Theproposal is driven by the popular belief that such games cause acts of violence. In a September memo that previewed the legislation, its sponsor, Republican Rep. Christopher B. Quinn linked violent games to societal violence, including the 2018 Parkland shooting in Florida. He cites a Washington think tank that connects playing videos games to showing aggression in real life. But as researchers in this field, we’ve found the evidence to be clear: No links exist between video games and violence.

As we discuss in our book Moral Combat: Why the War on Violent Video Games is Wrong, data on school shootings going back to a 2002 Secret Service report find that less than 20 percent of school shooters played violent video games with any amount of regularity. Evidence suggests these individuals are actually less interested in violent games than the typical high school student. Many people continue to believe falsely that some shooters, such as those in the 2012 Sandy Hook and 2007 Virginia Tech shootings, were avid action gamers. Yet official investigations reported that these individuals preferred the nonviolent games Dance, Dance Revolution and Sonic the Hedgehog, respectively.

If there is a link between video games and school shootings, we’ve found it to be in the opposite direction than what’s implied by the proposed tax. Our research shows that from 1996 to 2011, as video game sales soared, youth violence dropped by over 80 percent. Countries that consume more video games per capita than the U.S., such as South Korea, Japan, and the Netherlands, have among the lowest violence rates on the planet. The finding that violent video games are related to decreases in violent crime is extremely robust and reached multiple times by different scholars. Long-term studies of youth have not found that playing action games predicts later bullying, violent crime, or conduct disorder. As a result, many scientists in this area no longer believe violent media cause societal violence.

Put simply, if we’re serious about tackling school violence, there is little evidence that doing anything related to violent games will help.

Concerns about violent games do seem to be slowing down. Beliefs in the harmfulness of video games is driven primarily by older adults who didn’t grow up playing them. In this sense, fears about video games resemble previous moral panics over novels, the radio, comic books in the 1950s, rock music in the 1980s, and Harry Potter. Fears of media and technology tend to predictably rise up, usually driven by older adults and then die off, well … when the older folks do. This has been going on for 2,500 years on record, stretching back to the ancient Greeks. It’s not hard to imagine even older generations calling for a 10 percent tax on the wheel.

There’s a real risk that comes with not letting go of this moral panic once and for all. Hand-wringing over technology tends to distract society from real issues that can influence crime, such as mental health, educational disparities, and poverty. This bill to tax video games is a paean to a bygone era where ignorance led people to blame games for all manner of societal ills. It is time to reject these efforts, not waste time on an unconstitutional and unscientific bill.

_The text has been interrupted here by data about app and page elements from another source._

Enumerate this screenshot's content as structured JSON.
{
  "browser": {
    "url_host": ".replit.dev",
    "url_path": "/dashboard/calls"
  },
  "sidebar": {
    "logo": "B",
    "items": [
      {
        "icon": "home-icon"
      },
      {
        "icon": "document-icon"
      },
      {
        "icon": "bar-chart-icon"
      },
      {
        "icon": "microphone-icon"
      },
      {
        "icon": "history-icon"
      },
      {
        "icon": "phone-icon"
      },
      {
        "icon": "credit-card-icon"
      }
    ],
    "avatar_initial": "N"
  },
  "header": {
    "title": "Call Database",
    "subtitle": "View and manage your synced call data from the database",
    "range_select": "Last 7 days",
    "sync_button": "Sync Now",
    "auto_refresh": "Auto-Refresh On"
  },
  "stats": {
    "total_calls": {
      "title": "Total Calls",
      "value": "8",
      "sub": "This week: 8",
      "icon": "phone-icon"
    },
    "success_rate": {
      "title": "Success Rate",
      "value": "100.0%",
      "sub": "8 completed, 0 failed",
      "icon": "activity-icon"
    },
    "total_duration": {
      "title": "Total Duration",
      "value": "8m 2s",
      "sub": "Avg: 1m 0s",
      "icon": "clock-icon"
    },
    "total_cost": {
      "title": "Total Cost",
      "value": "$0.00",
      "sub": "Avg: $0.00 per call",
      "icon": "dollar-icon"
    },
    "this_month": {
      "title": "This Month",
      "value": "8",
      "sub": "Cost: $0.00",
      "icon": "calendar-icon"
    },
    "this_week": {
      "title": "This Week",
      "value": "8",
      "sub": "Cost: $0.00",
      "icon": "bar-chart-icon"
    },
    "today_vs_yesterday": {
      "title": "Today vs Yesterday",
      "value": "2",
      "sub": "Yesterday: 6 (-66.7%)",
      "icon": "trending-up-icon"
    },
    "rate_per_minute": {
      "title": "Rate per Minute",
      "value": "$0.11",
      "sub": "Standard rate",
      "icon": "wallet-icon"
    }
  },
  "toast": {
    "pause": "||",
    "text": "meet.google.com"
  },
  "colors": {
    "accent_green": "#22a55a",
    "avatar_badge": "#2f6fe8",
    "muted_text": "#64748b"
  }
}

Christopher J. Ferguson is a professor of psychology at Stetson University, and Patrick Markey, a professor of psychology at Villanova University. They are coauthors of Moral Combat: Why the War on Violent Video Games is Wrong.